Marital and Separate Property

During the process of divorce, owned property will fall into the category of separate or community (marital) property, with only the latter allowed to be divided by a court. Separate property can include assets that were obtained before marriage, received as a gift (at any time), or an inheritance. Any income resulting from separate properties may also qualify.

On the other hand, there is a presumption that any item that is not separate property and was earned or acquired during a marriage is considered community property. While these distinctions may seem straightforward, many factors can lead to complications. In certain cases, what would otherwise be separate property can be considered jointly owned.

Two situations which may allow spouses to claim ownership over previously separate property can include:

  • Active appreciation: If separate property gains value over the course of your marriage, it typically does so either actively or passively. In the case that a home gains value only through inflation and it was owned outright before a marriage, it can be seen as passive appreciation and will not result in a loss to the owner. However, if the house in question is the marital home lived in by you and your spouse, any shared contribution may give your spouse a claim to shared ownership.
  • Commingling of property: Commingling occurs when shared, marital funds are invested into an asset. The act of investing financial resources considered to be community property into a home may allow it to be counted as community property itself. During a marriage, when both spouses actively use the home, commingling of property can be hard to avoid and can lead to disputes in court.

Questions about the Division of Assets? Call (713) 909-7323

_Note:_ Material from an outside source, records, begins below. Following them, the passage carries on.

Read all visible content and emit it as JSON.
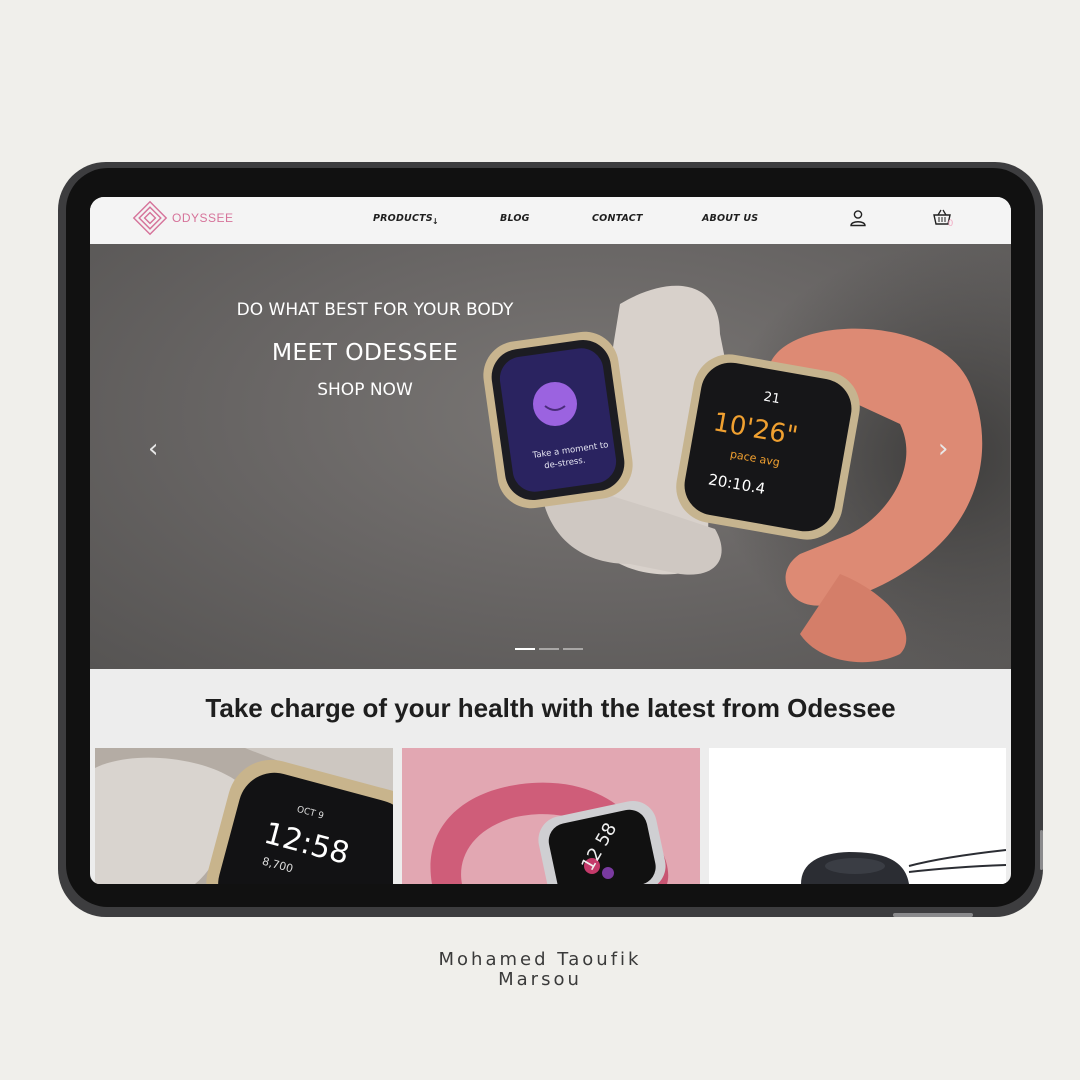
{
  "brand": {
    "name": "ODYSSEE",
    "color": "#d6739a"
  },
  "nav": {
    "links": [
      {
        "label": "PRODUCTS",
        "has_dropdown": true
      },
      {
        "label": "BLOG"
      },
      {
        "label": "CONTACT"
      },
      {
        "label": "ABOUT US"
      }
    ],
    "account_icon": "user-icon",
    "cart_icon": "basket-icon",
    "cart_count": "0"
  },
  "hero": {
    "tagline": "DO WHAT BEST FOR YOUR BODY",
    "title": "MEET ODESSEE",
    "cta": "SHOP NOW",
    "slide_count": 3,
    "active_slide": 1,
    "watch_left_screen": "Take a moment to de-stress.",
    "watch_right_screen": {
      "top": "21",
      "time": "10'26\"",
      "label": "pace avg",
      "duration": "20:10.4"
    }
  },
  "section": {
    "title": "Take charge of your health with the latest from Odessee",
    "cards": [
      {
        "name": "sense-watch",
        "screen": {
          "date": "OCT 9",
          "time": "12:58",
          "steps": "8,700"
        }
      },
      {
        "name": "luxe-tracker",
        "screen": {
          "time": "12 58"
        }
      },
      {
        "name": "charging-dock"
      }
    ]
  },
  "credit": {
    "line1": "Mohamed Taoufik",
    "line2": "Marsou"
  },
  "colors": {
    "background": "#f0efeb",
    "hero_bg": "#6a6766",
    "accent_pink": "#e3a7b3",
    "strap_coral": "#dd8a74"
  }
}
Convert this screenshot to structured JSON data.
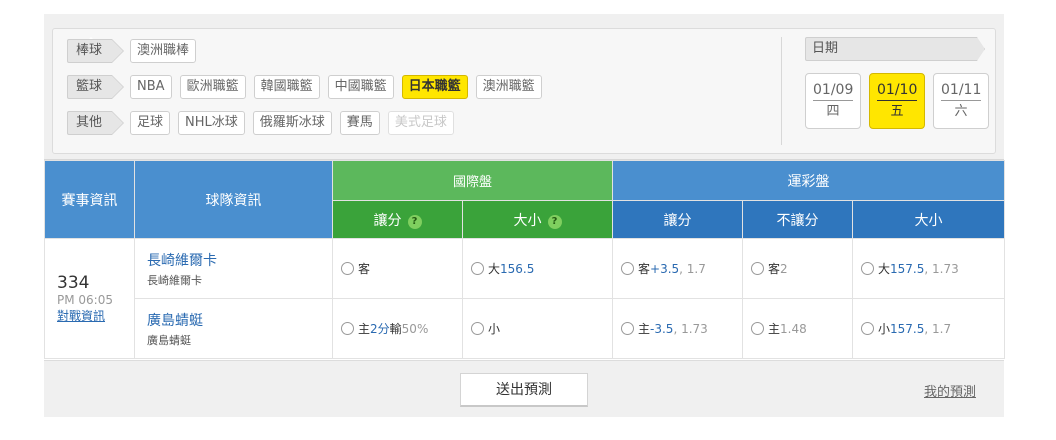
{
  "categories": [
    {
      "label": "棒球",
      "leagues": [
        {
          "name": "澳洲職棒",
          "state": "normal"
        }
      ]
    },
    {
      "label": "籃球",
      "leagues": [
        {
          "name": "NBA",
          "state": "normal"
        },
        {
          "name": "歐洲職籃",
          "state": "normal"
        },
        {
          "name": "韓國職籃",
          "state": "normal"
        },
        {
          "name": "中國職籃",
          "state": "normal"
        },
        {
          "name": "日本職籃",
          "state": "active"
        },
        {
          "name": "澳洲職籃",
          "state": "normal"
        }
      ]
    },
    {
      "label": "其他",
      "leagues": [
        {
          "name": "足球",
          "state": "normal"
        },
        {
          "name": "NHL冰球",
          "state": "normal"
        },
        {
          "name": "俄羅斯冰球",
          "state": "normal"
        },
        {
          "name": "賽馬",
          "state": "normal"
        },
        {
          "name": "美式足球",
          "state": "disabled"
        }
      ]
    }
  ],
  "date_section": {
    "label": "日期",
    "dates": [
      {
        "date": "01/09",
        "weekday": "四",
        "active": false
      },
      {
        "date": "01/10",
        "weekday": "五",
        "active": true
      },
      {
        "date": "01/11",
        "weekday": "六",
        "active": false
      }
    ]
  },
  "table": {
    "col_game": "賽事資訊",
    "col_team": "球隊資訊",
    "group_intl": "國際盤",
    "group_sports": "運彩盤",
    "sub_handicap": "讓分",
    "sub_total": "大小",
    "sub_no_handicap": "不讓分",
    "help_glyph": "?",
    "game": {
      "number": "334",
      "time": "PM 06:05",
      "link": "對戰資訊"
    },
    "rows": [
      {
        "team": "長崎維爾卡",
        "team_sub": "長崎維爾卡",
        "intl_handicap": {
          "text": "客",
          "value": "",
          "odds": ""
        },
        "intl_total": {
          "text": "大",
          "value": "156.5",
          "odds": ""
        },
        "sports_handicap": {
          "text": "客",
          "value": "+3.5",
          "odds": ", 1.7"
        },
        "sports_nohandicap": {
          "text": "客",
          "value": "",
          "odds": "2"
        },
        "sports_total": {
          "text": "大",
          "value": "157.5",
          "odds": ", 1.73"
        }
      },
      {
        "team": "廣島蜻蜓",
        "team_sub": "廣島蜻蜓",
        "intl_handicap": {
          "text": "主",
          "value": "2分",
          "extra": "輸",
          "odds": "50%"
        },
        "intl_total": {
          "text": "小",
          "value": "",
          "odds": ""
        },
        "sports_handicap": {
          "text": "主",
          "value": "-3.5",
          "odds": ", 1.73"
        },
        "sports_nohandicap": {
          "text": "主",
          "value": "",
          "odds": "1.48"
        },
        "sports_total": {
          "text": "小",
          "value": "157.5",
          "odds": ", 1.7"
        }
      }
    ]
  },
  "footer": {
    "submit": "送出預測",
    "my_predictions": "我的預測"
  },
  "colors": {
    "accent_yellow": "#ffe600",
    "header_blue": "#4a8fcf",
    "header_green": "#5cb85c",
    "link_blue": "#2a6ab1"
  }
}
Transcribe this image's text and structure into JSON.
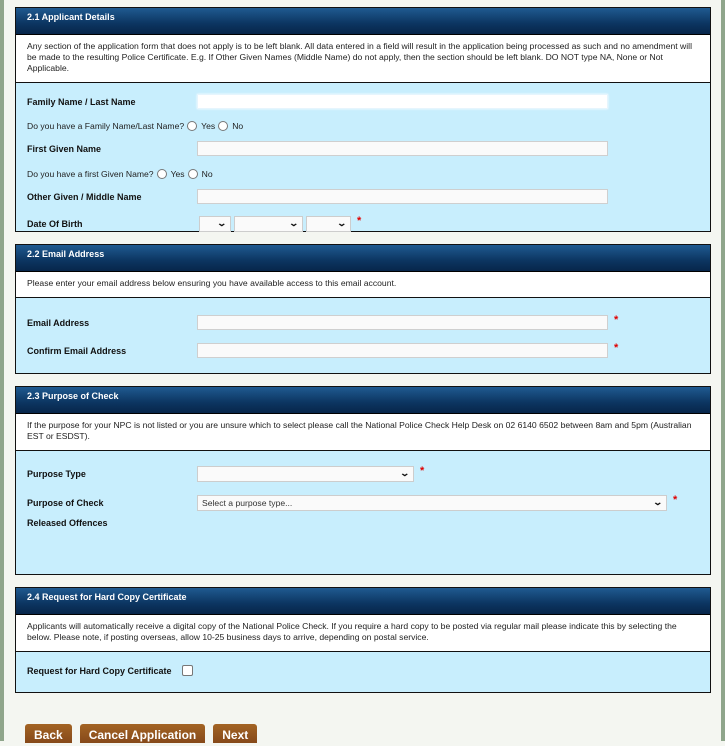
{
  "sections": [
    {
      "title": "2.1 Applicant Details",
      "description": "Any section of the application form that does not apply is to be left blank. All data entered in a field will result in the application being processed as such and no amendment will be made to the resulting Police Certificate. E.g. If Other Given Names (Middle Name) do not apply, then the section should be left blank. DO NOT type NA, None or Not Applicable.",
      "fields": {
        "family_name": {
          "label": "Family Name / Last Name",
          "value": ""
        },
        "family_name_question": {
          "label": "Do you have a Family Name/Last Name?",
          "yes": "Yes",
          "no": "No"
        },
        "first_given_name": {
          "label": "First Given Name",
          "value": ""
        },
        "first_given_question": {
          "label": "Do you have a first Given Name?",
          "yes": "Yes",
          "no": "No"
        },
        "middle_name": {
          "label": "Other Given / Middle Name",
          "value": ""
        },
        "dob": {
          "label": "Date Of Birth",
          "day": "",
          "month": "",
          "year": "",
          "required": "*"
        }
      }
    },
    {
      "title": "2.2 Email Address",
      "description": "Please enter your email address below ensuring you have available access to this email account.",
      "fields": {
        "email": {
          "label": "Email Address",
          "value": "",
          "required": "*"
        },
        "confirm_email": {
          "label": "Confirm Email Address",
          "value": "",
          "required": "*"
        }
      }
    },
    {
      "title": "2.3 Purpose of Check",
      "description": "If the purpose for your NPC is not listed or you are unsure which to select please call the National Police Check Help Desk on 02 6140 6502 between 8am and 5pm (Australian EST or ESDST).",
      "fields": {
        "purpose_type": {
          "label": "Purpose Type",
          "value": "",
          "required": "*"
        },
        "purpose_of_check": {
          "label": "Purpose of Check",
          "value": "Select a purpose type...",
          "required": "*"
        },
        "released_offences": {
          "label": "Released Offences"
        }
      }
    },
    {
      "title": "2.4 Request for Hard Copy Certificate",
      "description": "Applicants will automatically receive a digital copy of the National Police Check. If you require a hard copy to be posted via regular mail please indicate this by selecting the below. Please note, if posting overseas, allow 10-25 business days to arrive, depending on postal service.",
      "fields": {
        "hard_copy": {
          "label": "Request for Hard Copy Certificate",
          "checked": false
        }
      }
    }
  ],
  "buttons": {
    "back": "Back",
    "cancel": "Cancel Application",
    "next": "Next"
  },
  "icons": {
    "chevron": "⌄"
  }
}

Issues regarding separate property, marital property, and the division of assets can be tremendously intricate and spouses may be left to fight for their fair share of a divorce settlement. If your marriage has begun to break down or you expect that a divorce may be approaching, our Houston divorce attorneys can work with you during every step to see that your interests are protected. At Hendershot, Cannon & Hisey, P.C., our legal team possesses more than 150 years of combined experience and can help you to understand your legal options.

Contact us online or by phone to request an initial consultation with our firm today.